### ABOUT THIS EXERCISE
Each line of the records below that holds "title" should be returned.

====

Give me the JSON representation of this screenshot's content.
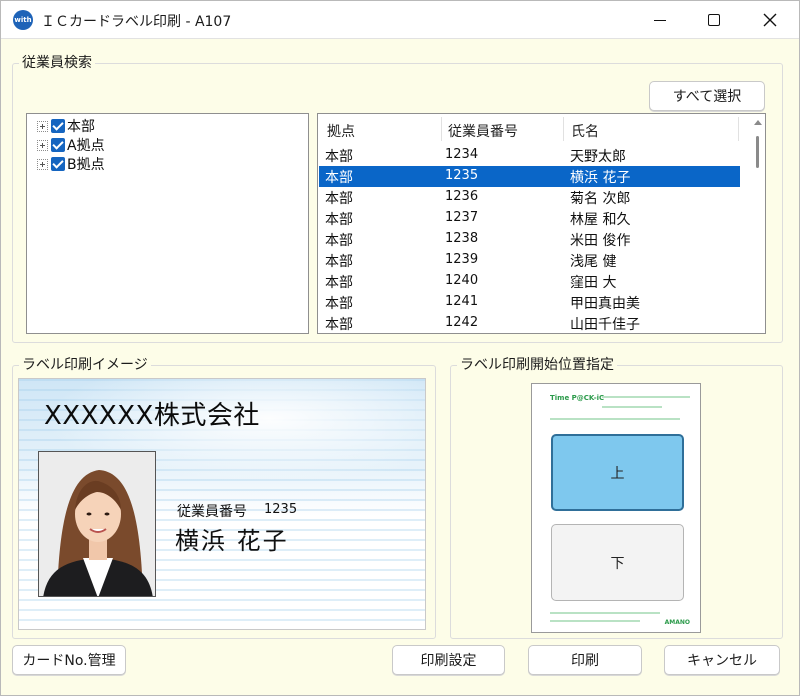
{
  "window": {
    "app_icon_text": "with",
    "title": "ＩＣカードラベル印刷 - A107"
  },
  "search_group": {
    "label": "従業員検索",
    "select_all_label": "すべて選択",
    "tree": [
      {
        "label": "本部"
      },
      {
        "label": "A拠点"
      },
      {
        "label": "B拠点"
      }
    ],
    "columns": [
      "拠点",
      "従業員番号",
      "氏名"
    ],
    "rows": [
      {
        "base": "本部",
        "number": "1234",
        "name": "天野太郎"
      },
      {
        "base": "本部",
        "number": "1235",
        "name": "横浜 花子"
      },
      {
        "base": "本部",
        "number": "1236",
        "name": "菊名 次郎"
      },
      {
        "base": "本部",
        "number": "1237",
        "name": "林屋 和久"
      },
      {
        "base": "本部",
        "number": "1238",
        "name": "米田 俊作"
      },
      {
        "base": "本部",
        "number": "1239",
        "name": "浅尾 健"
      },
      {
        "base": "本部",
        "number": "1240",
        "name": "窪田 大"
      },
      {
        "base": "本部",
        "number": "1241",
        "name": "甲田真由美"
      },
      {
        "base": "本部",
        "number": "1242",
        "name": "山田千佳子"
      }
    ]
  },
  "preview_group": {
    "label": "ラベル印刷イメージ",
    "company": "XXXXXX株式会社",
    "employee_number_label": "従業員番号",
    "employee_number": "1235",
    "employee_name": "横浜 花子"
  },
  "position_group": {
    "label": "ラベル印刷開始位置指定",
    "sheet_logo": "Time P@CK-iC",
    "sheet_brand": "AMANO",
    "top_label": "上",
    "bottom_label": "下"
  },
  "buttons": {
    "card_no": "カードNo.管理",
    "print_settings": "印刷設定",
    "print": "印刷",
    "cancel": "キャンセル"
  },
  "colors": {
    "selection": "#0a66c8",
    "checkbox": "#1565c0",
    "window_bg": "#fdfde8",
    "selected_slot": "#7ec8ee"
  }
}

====

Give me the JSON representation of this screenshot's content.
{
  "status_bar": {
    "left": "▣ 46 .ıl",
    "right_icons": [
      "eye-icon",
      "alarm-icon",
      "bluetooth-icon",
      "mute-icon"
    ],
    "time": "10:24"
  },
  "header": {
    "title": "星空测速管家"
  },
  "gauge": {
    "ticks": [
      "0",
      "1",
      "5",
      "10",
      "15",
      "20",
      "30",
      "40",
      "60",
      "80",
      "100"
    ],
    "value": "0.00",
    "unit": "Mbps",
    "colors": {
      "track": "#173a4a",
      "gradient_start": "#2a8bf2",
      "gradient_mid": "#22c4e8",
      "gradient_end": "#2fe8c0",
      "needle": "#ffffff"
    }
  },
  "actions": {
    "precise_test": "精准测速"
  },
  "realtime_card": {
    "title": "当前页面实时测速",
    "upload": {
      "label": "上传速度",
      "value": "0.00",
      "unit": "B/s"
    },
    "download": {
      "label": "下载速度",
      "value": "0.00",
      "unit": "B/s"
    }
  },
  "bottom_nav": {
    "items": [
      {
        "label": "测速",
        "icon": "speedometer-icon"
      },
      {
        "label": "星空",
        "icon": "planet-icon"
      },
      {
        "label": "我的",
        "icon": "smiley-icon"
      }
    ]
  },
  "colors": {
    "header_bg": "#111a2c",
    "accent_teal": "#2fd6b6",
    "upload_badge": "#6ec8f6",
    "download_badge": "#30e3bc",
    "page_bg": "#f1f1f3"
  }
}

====

### ANSWER SECTION
    "title": "ＩＣカードラベル印刷 - A107"
    "title": "星空测速管家"
    "title": "当前页面实时测速",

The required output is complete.